Doug Guthrie is a professor of International Business at The George Washington University.
People's Daily Online Business Podcast by Li Zhenyu
The majority of media outlets claim that China's current economic model is running out of steam, and the nation should move away from the current investment-driven model to a new one that relies on domestic consumption.
In our previous episode, I asked J.P. Morgan managing director Jing Ulrich about whether consumption could really become a key driver of China's long-term economic growth. Ulrich's answer is yes.
However, Doug Guthrie, professor of International Business at The George Washington University and a Western expert in China's economic reform, believes that in order to make the successful transition to a consumption-led economy, China has some challenges to overcome.
Q: As you know, China is transforming from a development model that relies heavily on export to a new one that encourages domestic consumption, a trend some believe would create new opportunities for foreign businesses. So, what's your vision on China's future as an emerging market and a consumer market?
A: So, the first thing is, as you point out, it's very clear that China knows and the rest of the world knows that China must make the transition from its current economic status to being a consumer-based economy.
Now, one of the big problems for China is that, in order to make the shift from an economy based on state-led infrastructure investment to consumption-based development, China needs to see a swing in the pendulum away from the drivers being investment to consumption.
If you read the work of the economist Dwight Perkins, Perkins thinks that this is still about five to six years away because China's per capita GDP is still around $6000 to $7000, and it's until a country gets to about $13,000, you can still make a lot of money for the economy by being a state-led, investment-driven economy. The problem is when labor cost becomes high, you have to really develop a consumption-based economy.
Chinese people are culturally very good savers. So, it's actually interesting because if you are an economist that is just trying to construct an economy, you want a smart economy, you want people who think in healthy ways about saving and investment. And so, Chinese people actually have maybe No.2 or No.3 savings rate in the world, which is great, but the problem is that people hold on to their money.
So, for an economist or politicians who want to drive a consumption-based economy, you need to see people starting to invest, or not invest just start to spend money.
Now, the truth is that, Chinese people save money for a very good reason. They save it primarily for healthcare and education; healthcare we have to see a big development in that industry; and education we need to see that development too, and we need to see Chinese people spend their money in China and not in places like the United States, Canada and Britain.

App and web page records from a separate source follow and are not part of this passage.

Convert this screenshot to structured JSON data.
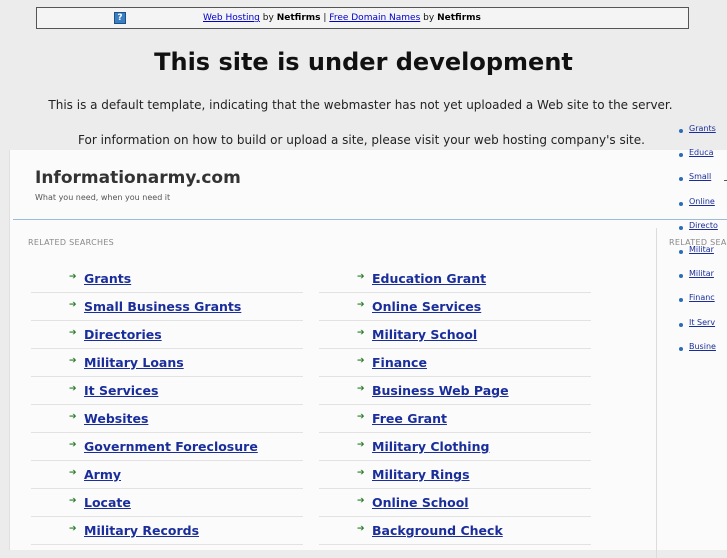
{
  "topbar": {
    "help_icon": "question-icon",
    "web_hosting_link": "Web Hosting",
    "by1": "by",
    "netfirms1": "Netfirms",
    "separator": "|",
    "free_domain_link": "Free Domain Names",
    "by2": "by",
    "netfirms2": "Netfirms"
  },
  "headline": "This site is under development",
  "note1": "This is a default template, indicating that the webmaster has not yet uploaded a Web site to the server.",
  "note2": "For information on how to build or upload a site, please visit your web hosting company's site.",
  "site": {
    "title": "Informationarmy.com",
    "tagline": "What you need, when you need it"
  },
  "related_label": "RELATED SEARCHES",
  "side_label": "RELATED SEA",
  "column1": [
    {
      "label": "Grants"
    },
    {
      "label": "Small Business Grants"
    },
    {
      "label": "Directories"
    },
    {
      "label": "Military Loans"
    },
    {
      "label": "It Services"
    },
    {
      "label": "Websites"
    },
    {
      "label": "Government Foreclosure"
    },
    {
      "label": "Army"
    },
    {
      "label": "Locate"
    },
    {
      "label": "Military Records"
    }
  ],
  "column2": [
    {
      "label": "Education Grant"
    },
    {
      "label": "Online Services"
    },
    {
      "label": "Military School"
    },
    {
      "label": "Finance"
    },
    {
      "label": "Business Web Page"
    },
    {
      "label": "Free Grant"
    },
    {
      "label": "Military Clothing"
    },
    {
      "label": "Military Rings"
    },
    {
      "label": "Online School"
    },
    {
      "label": "Background Check"
    }
  ],
  "side_items": [
    {
      "label": "Grants"
    },
    {
      "label": "Educa"
    },
    {
      "label": "Small"
    },
    {
      "label": "Online"
    },
    {
      "label": "Directo"
    },
    {
      "label": "Militar"
    },
    {
      "label": "Militar"
    },
    {
      "label": "Financ"
    },
    {
      "label": "It Serv"
    },
    {
      "label": "Busine"
    }
  ],
  "colors": {
    "link": "#1a2e9b",
    "arrow": "#2a7d2a",
    "accent_rule": "#9bbbd6"
  }
}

So, I think there're a lot of things that need to happen for the development of this consumer-based economy. But, I think that China's position is still pretty healthy in this market.